Kinney, Nichole 1987- (2012-08). Convective-Resolving Regional Climate Simulations for the Amazon Basin: Comparison with TRMM Rainfall Data. Master's Thesis.

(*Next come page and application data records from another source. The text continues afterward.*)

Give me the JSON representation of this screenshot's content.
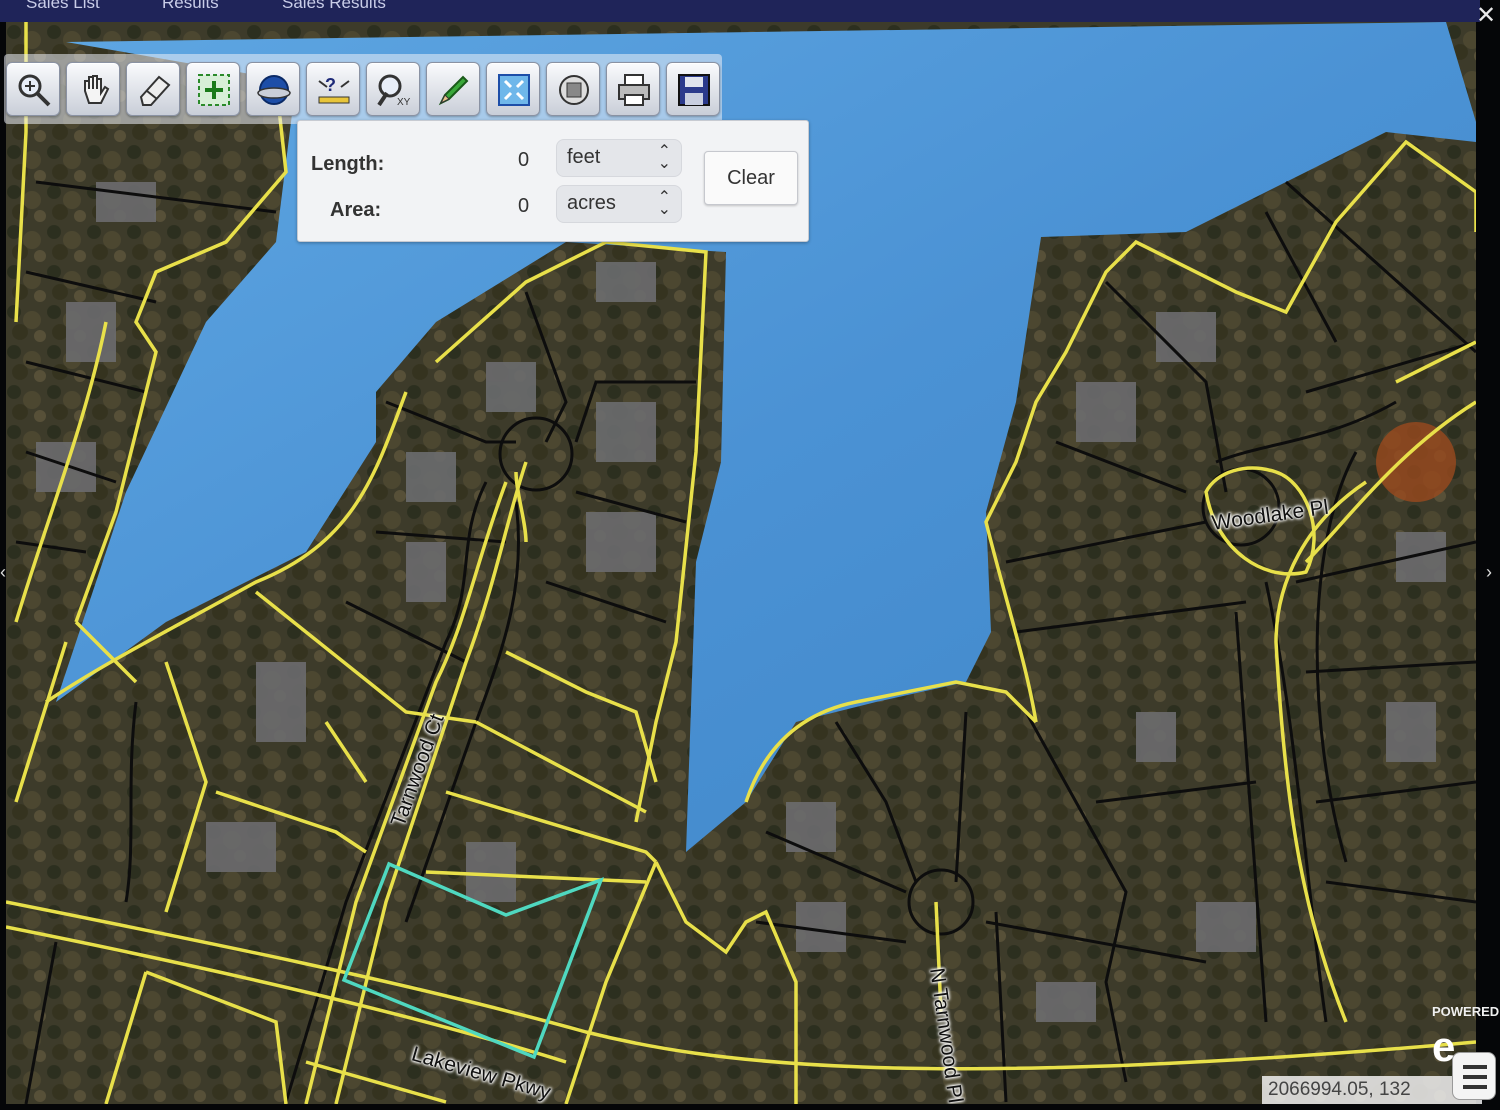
{
  "nav": {
    "tabs": [
      "Sales List",
      "Results",
      "Sales Results"
    ]
  },
  "toolbar": {
    "tools": [
      {
        "icon": "zoom-in-icon"
      },
      {
        "icon": "pan-hand-icon"
      },
      {
        "icon": "eraser-icon"
      },
      {
        "icon": "select-area-icon"
      },
      {
        "icon": "globe-layers-icon"
      },
      {
        "icon": "identify-query-icon"
      },
      {
        "icon": "zoom-xy-icon"
      },
      {
        "icon": "pencil-draw-icon"
      },
      {
        "icon": "full-extent-icon"
      },
      {
        "icon": "parcel-buffer-icon"
      },
      {
        "icon": "print-icon"
      },
      {
        "icon": "save-icon"
      }
    ]
  },
  "measure": {
    "length_label": "Length:",
    "length_value": "0",
    "length_unit": "feet",
    "area_label": "Area:",
    "area_value": "0",
    "area_unit": "acres",
    "clear_label": "Clear"
  },
  "map": {
    "streets": {
      "woodlake": "Woodlake Pl",
      "tarnwood_ct": "Tarnwood Ct",
      "lakeview": "Lakeview Pkwy",
      "n_tarnwood": "N Tarnwood Pl"
    },
    "colors": {
      "parcel_line": "#e8e04a",
      "lot_line": "#111111",
      "selected_parcel": "#4fd8c0",
      "water": "#4a8fd0"
    },
    "coordinates": "2066994.05, 132",
    "powered_by": "POWERED"
  }
}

With increasing computational power, simulations of regional climate are now becoming possible on convective-resolving grids, thus eliminating the need for a convective parameterization. In the present study, a series of seasonal calculations using the Weather Research and Forecasting (WRF) model are computed at 4-km grid spacing, which reasonably resolves most convective systems. Simulations are computed for both the DJF and MAM seasons as averaged over 2005-2008, with a model domain covering the majority of the Amazon Basin and the adjacent South American coastline. Precipitation statistics are computed and compared to satellite rainfall retrieval data from the 13-year Tropical Rainfall Measuring Mission (TRMM) record. For comparison, a set of companion simulations with 12-km grid spacing are also computed, using the Kain-Fritsch convective parameterization. As compared to the 12-km runs, the 4-km simulations show significant improvement in the overall mean rain rate, the rain rate probability distributions, and the diurnal evolution and timing of precipitation. Both the 4-km and 12-km cases capture the coastal propagating signal and the interior basin-wide diurnal oscillation; however, the 4-km case shows better timing and evolution statistics. Compared to TRMM, the 4-km case rains too infrequently, but is more likely to produce rain events at high rain rates, thus resulting in a similar overall average rain rate. Overall, the present calculations show significant promise for computing regional rainfall patterns on convective-resolving grids.